- Does how you currently occupy your time support your mental health? Why? Why not?
- Can you identify one change you could make to your life right now that would have a positive impact on your physical or mental health? (this could be asking for help rather than taking on all of the responsibility yourself, or simple putting your foot down and saying no!)
- Social connection is considered important for wellbeing (even during periods of low mood). Can you name the ways you connect with others on a regular basis? Do these connections help or hinder your mental health? Are there any changes you’d like to make in this area to improve your wellbeing? Do you shy away from social situations during periods of depression / anxiety or low mood? Can you think of ways to remain socially connected that seem management during difficult times?
- How do you manage your work related / family stress and responsibilities? If you struggle in this area, can you think of ways to improve?
- What’s your current attitude towards life / work? Does this support your health or not? Why?
What about if I’m struggling with depression right now and feel pretty useless?

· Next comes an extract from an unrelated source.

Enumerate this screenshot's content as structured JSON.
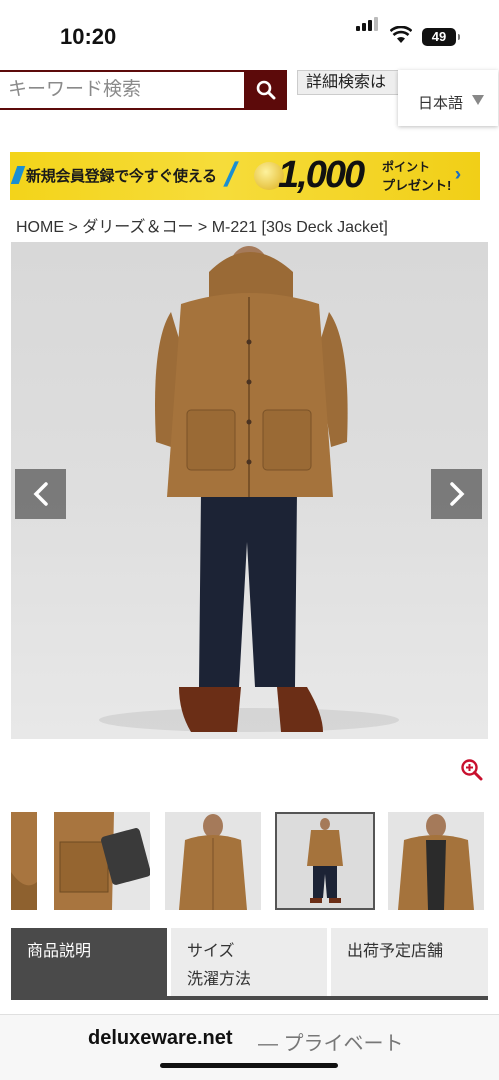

As someone with bipolar disorder, I have plenty of experience of depressive episodes and recognise the daily struggles. However, what I’ve learnt is that, if you feel like you’ve achieved nothing with your day, it tends to make you feel much worse. For this reason, creating a structure or plan for your time can really help. This might include going to your local recovery college to learn something new, identifying small and achievable tasks to do on each day of the week or planning activities which you know (either now or in the past) have given you a little mood boost such as going for a walk in nature, meeting a friend for coffee or doing something mindful such as colouring in, working on a jigsaw or doing some word puzzles. Then, by bedtime, you can celebrate all of your achievements no matter how tiny they are. And don’t forget, even something like getting out of bed and getting dressed shouldn’t be dismissed! Check out my post on Behavioural Activation if you want more help with making a daily plan.
I hope you’ve found today’s blog post interesting or helpful in some way and it has made you think about your occupational wellbeing. I’ve tried to include something for everyone no matter what your current situation as I know my readers are all individual and at different stages of their lives. Let me know in the comments if a question or idea has particularly resonated with you as I love to hear the opinions and thoughts of others.
Until next time, take care.